Why is asthma increasing among children?
Asthma is on the rise, especially among children. The Centers for Disease Control (CDC) reported a prevalence of asthma in children of 3.6% in 1980; by 2003 this had risen to 5.8%, which represents a 60% rise in the number of cases. The numbers are going up in adults, too, but they are most dramatic in children. From my perspective in the PICU, there is no question that this problem is increasing; we are seeing more and more children with the sort of severe asthma attacks that land them in the PICU.
Asthma is really a clinical syndrome more than a specific disease. By that I mean it represents a tendency of a child’s lungs to respond to a variety of triggers — things like allergies, tobacco smoke, and simple viral colds — in a characteristic way. This response is constriction of the smaller airways of the lungs, increased mucous in the airways, and inflammation around the airways. The result is difficulty breathing, mostly manifested by difficulty getting air out of the lungs. Trouble getting air out with each breath causes a child to have the characteristic wheezing sound asthma produces. Besides wheezing, a severe attack causes the child to have difficulty getting enough oxygen into the bloodstream.
What’s happening? Is it just that we’re noticing (and labeling with asthma) more children these days, or does this represent a real increase in the disease? The experts all agree that these numbers indicate a real increase, not some kind of artifact. They point to several possible culprits. Since many asthmatics react to environmental triggers, a decline in air quality is a leading candidate. In fact, various studies have shown that children living in dense, urban environments, especially near busy traffic areas, have a higer risk of asthma. Body weight also contributes to asthma, and the steady rise in childhood obesity likely contributes, too. The fact that “asthma” is probably not just one thing makes it all that more difficult to figure out what is causing this slow-rolling epidemic.
The good news is that, even though the number of children with asthma is on the rise, the therapies we have now are much more effective than those of thirty years ago, so the number of severe complications from asthma is actually decreasing.
You can get reliable information about asthma here, at the site of the National Heart, Lung, and Blood Institute, and here.

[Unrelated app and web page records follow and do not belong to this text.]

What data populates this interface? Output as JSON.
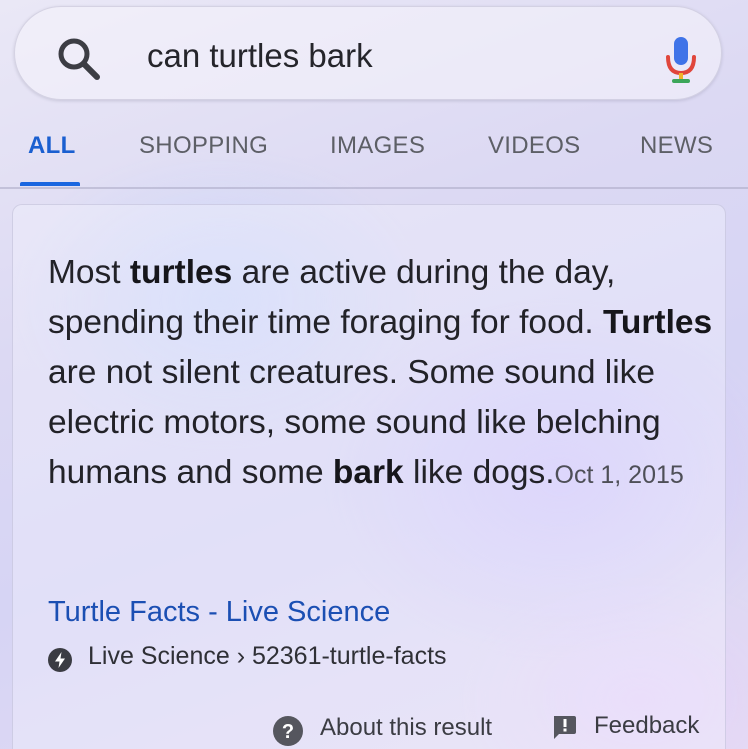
{
  "search": {
    "query": "can turtles bark",
    "search_icon": "search-icon",
    "mic_icon": "mic-icon"
  },
  "tabs": [
    {
      "label": "ALL",
      "active": true
    },
    {
      "label": "SHOPPING",
      "active": false
    },
    {
      "label": "IMAGES",
      "active": false
    },
    {
      "label": "VIDEOS",
      "active": false
    },
    {
      "label": "NEWS",
      "active": false
    }
  ],
  "snippet": {
    "segments": [
      {
        "text": "Most ",
        "bold": false
      },
      {
        "text": "turtles",
        "bold": true
      },
      {
        "text": " are active during the day, spending their time foraging for food. ",
        "bold": false
      },
      {
        "text": "Turtles",
        "bold": true
      },
      {
        "text": " are not silent creatures. Some sound like electric motors, some sound like belching humans and some ",
        "bold": false
      },
      {
        "text": "bark",
        "bold": true
      },
      {
        "text": " like dogs.",
        "bold": false
      }
    ],
    "date": "Oct 1, 2015"
  },
  "result": {
    "title": "Turtle Facts - Live Science",
    "source": "Live Science › 52361-turtle-facts",
    "amp_icon": "amp-lightning-icon"
  },
  "footer": {
    "about_label": "About this result",
    "feedback_label": "Feedback",
    "help_icon": "help-circle-icon",
    "feedback_icon": "feedback-flag-icon"
  },
  "colors": {
    "accent": "#1a66e0",
    "link": "#1b4fb3",
    "text": "#222228"
  }
}
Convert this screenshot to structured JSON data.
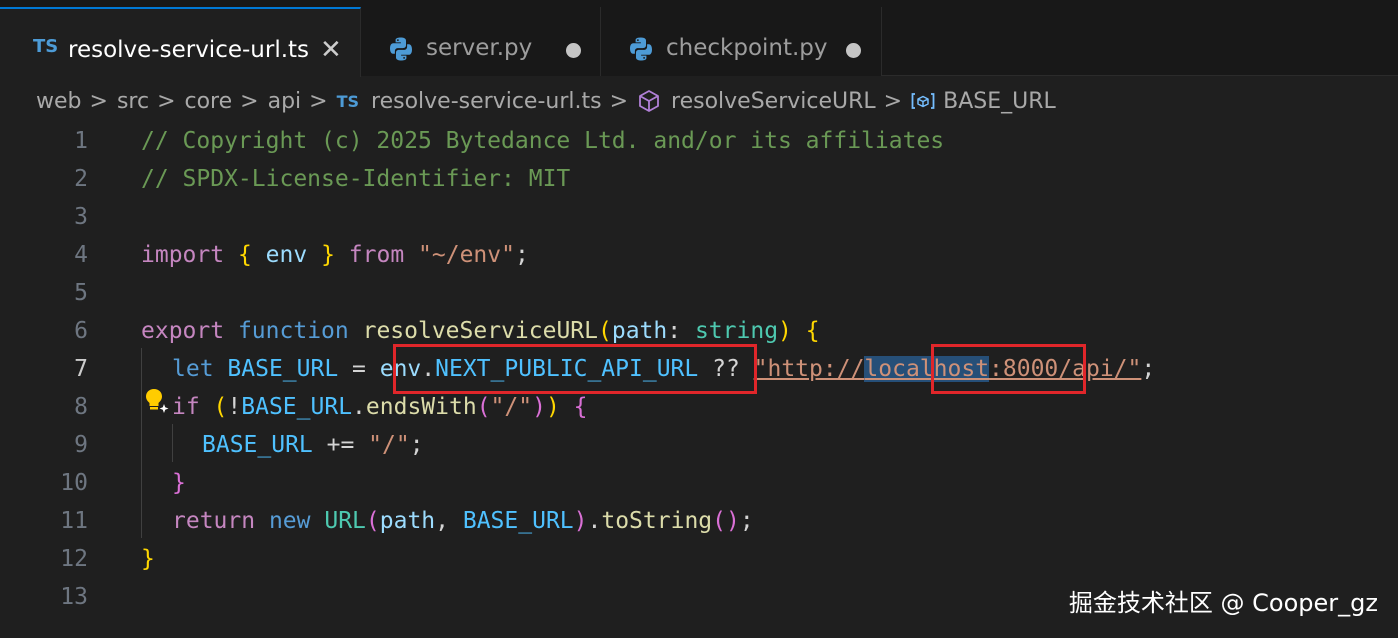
{
  "tabs": [
    {
      "icon": "typescript-icon",
      "badge": "TS",
      "label": "resolve-service-url.ts",
      "active": true,
      "close": "✕"
    },
    {
      "icon": "python-icon",
      "label": "server.py",
      "active": false
    },
    {
      "icon": "python-icon",
      "label": "checkpoint.py",
      "active": false
    }
  ],
  "breadcrumb": {
    "parts": [
      "web",
      "src",
      "core",
      "api"
    ],
    "file_badge": "TS",
    "file": "resolve-service-url.ts",
    "function": "resolveServiceURL",
    "variable": "BASE_URL",
    "separator": ">"
  },
  "editor": {
    "current_line": 7,
    "line_numbers": [
      "1",
      "2",
      "3",
      "4",
      "5",
      "6",
      "7",
      "8",
      "9",
      "10",
      "11",
      "12",
      "13"
    ],
    "lines": {
      "l1": "// Copyright (c) 2025 Bytedance Ltd. and/or its affiliates",
      "l2": "// SPDX-License-Identifier: MIT",
      "l4": {
        "import": "import",
        "brace_open": "{",
        "env": "env",
        "brace_close": "}",
        "from": "from",
        "module": "\"~/env\"",
        "semi": ";"
      },
      "l6": {
        "export": "export",
        "function": "function",
        "name": "resolveServiceURL",
        "paren_open": "(",
        "param": "path",
        "colon": ": ",
        "type": "string",
        "paren_close": ")",
        "brace": "{"
      },
      "l7": {
        "let": "let",
        "var": "BASE_URL",
        "eq": " = ",
        "env": "env",
        "dot": ".",
        "prop": "NEXT_PUBLIC_API_URL",
        "nullish": " ?? ",
        "str_a": "\"http://",
        "str_sel": "localhost",
        "str_b": ":8000/api/\"",
        "semi": ";"
      },
      "l8": {
        "if": "if",
        "paren_open": " (",
        "not": "!",
        "var": "BASE_URL",
        "dot": ".",
        "method": "endsWith",
        "p_open": "(",
        "arg": "\"/\"",
        "p_close": ")",
        "paren_close": ")",
        "brace": "{"
      },
      "l9": {
        "var": "BASE_URL",
        "op": " += ",
        "str": "\"/\"",
        "semi": ";"
      },
      "l10": {
        "brace": "}"
      },
      "l11": {
        "return": "return",
        "new": "new",
        "cls": "URL",
        "p_open": "(",
        "arg1": "path",
        "comma": ", ",
        "arg2": "BASE_URL",
        "p_close": ")",
        "dot": ".",
        "method": "toString",
        "call": "()",
        "semi": ";"
      },
      "l12": {
        "brace": "}"
      }
    }
  },
  "watermark": "掘金技术社区 @ Cooper_gz",
  "colors": {
    "background": "#1f1f1f",
    "tab_accent": "#0078d4",
    "annotation_box": "#e0262a",
    "selection": "#264f78"
  }
}
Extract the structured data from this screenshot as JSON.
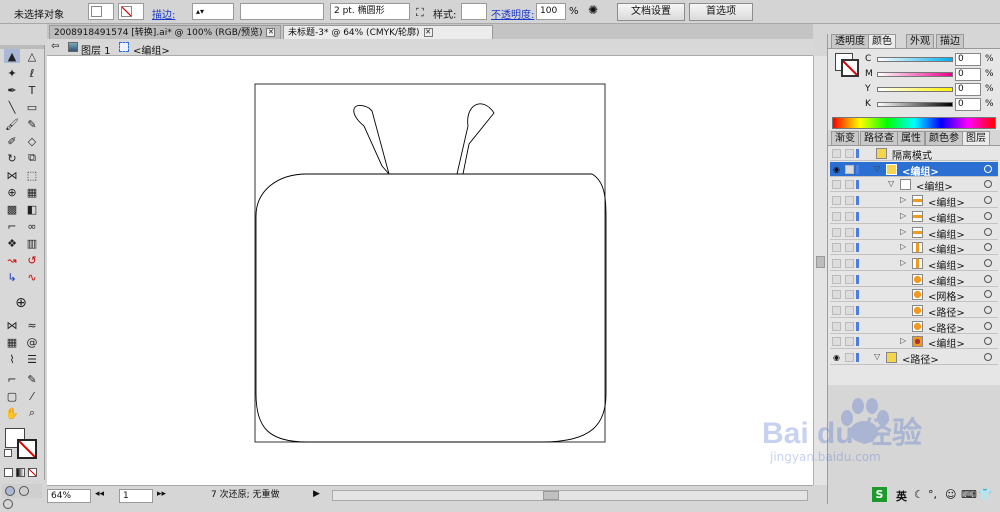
{
  "control_bar": {
    "selection_status": "未选择对象",
    "stroke_label": "描边:",
    "stroke_weight": "2 pt.",
    "brush_label": "椭圆形",
    "style_label": "样式:",
    "opacity_label": "不透明度:",
    "opacity_value": "100",
    "opacity_unit": "%",
    "doc_setup_button": "文档设置",
    "preferences_button": "首选项"
  },
  "doc_tabs": [
    {
      "label": "2008918491574 [转换].ai* @ 100% (RGB/预览)",
      "active": false
    },
    {
      "label": "未标题-3* @ 64% (CMYK/轮廓)",
      "active": true
    }
  ],
  "breadcrumb": {
    "layer": "图层 1",
    "group": "<编组>"
  },
  "status_bar": {
    "zoom": "64%",
    "page": "1",
    "status": "7 次还原; 无重做"
  },
  "color_panel": {
    "tabs": [
      "透明度",
      "颜色",
      "外观",
      "描边"
    ],
    "active_tab": "颜色",
    "channels": [
      {
        "label": "C",
        "value": "0",
        "unit": "%"
      },
      {
        "label": "M",
        "value": "0",
        "unit": "%"
      },
      {
        "label": "Y",
        "value": "0",
        "unit": "%"
      },
      {
        "label": "K",
        "value": "0",
        "unit": "%"
      }
    ]
  },
  "layers_panel": {
    "tabs": [
      "渐变",
      "路径查",
      "属性",
      "颜色参",
      "图层"
    ],
    "active_tab": "图层",
    "rows": [
      {
        "name": "隔离模式",
        "depth": 0,
        "thumb": "folder"
      },
      {
        "name": "<编组>",
        "depth": 1,
        "thumb": "selected",
        "selected": true
      },
      {
        "name": "<编组>",
        "depth": 2,
        "thumb": "empty"
      },
      {
        "name": "<编组>",
        "depth": 3,
        "thumb": "bar-h"
      },
      {
        "name": "<编组>",
        "depth": 3,
        "thumb": "bar-h"
      },
      {
        "name": "<编组>",
        "depth": 3,
        "thumb": "bar-h"
      },
      {
        "name": "<编组>",
        "depth": 3,
        "thumb": "bar-v"
      },
      {
        "name": "<编组>",
        "depth": 3,
        "thumb": "bar-v"
      },
      {
        "name": "<编组>",
        "depth": 3,
        "thumb": "circle"
      },
      {
        "name": "<网格>",
        "depth": 3,
        "thumb": "circle"
      },
      {
        "name": "<路径>",
        "depth": 3,
        "thumb": "circle"
      },
      {
        "name": "<路径>",
        "depth": 3,
        "thumb": "circle"
      },
      {
        "name": "<编组>",
        "depth": 3,
        "thumb": "face"
      },
      {
        "name": "<路径>",
        "depth": 1,
        "thumb": "folder"
      }
    ]
  },
  "taskbar": {
    "ime": "英"
  },
  "watermark": {
    "brand": "Bai du 经验",
    "url": "jingyan.baidu.com"
  },
  "colors": {
    "accent": "#1a39c9",
    "selection": "#2a6fd1",
    "layer_color": "#4a7fe0"
  }
}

Asthma education plays a key role in helping you deal with both the condition of asthma and its effects. There is much you can do for yourself, both in terms of avoiding possible trigger factors and in keeping the body in a relaxed and calm state.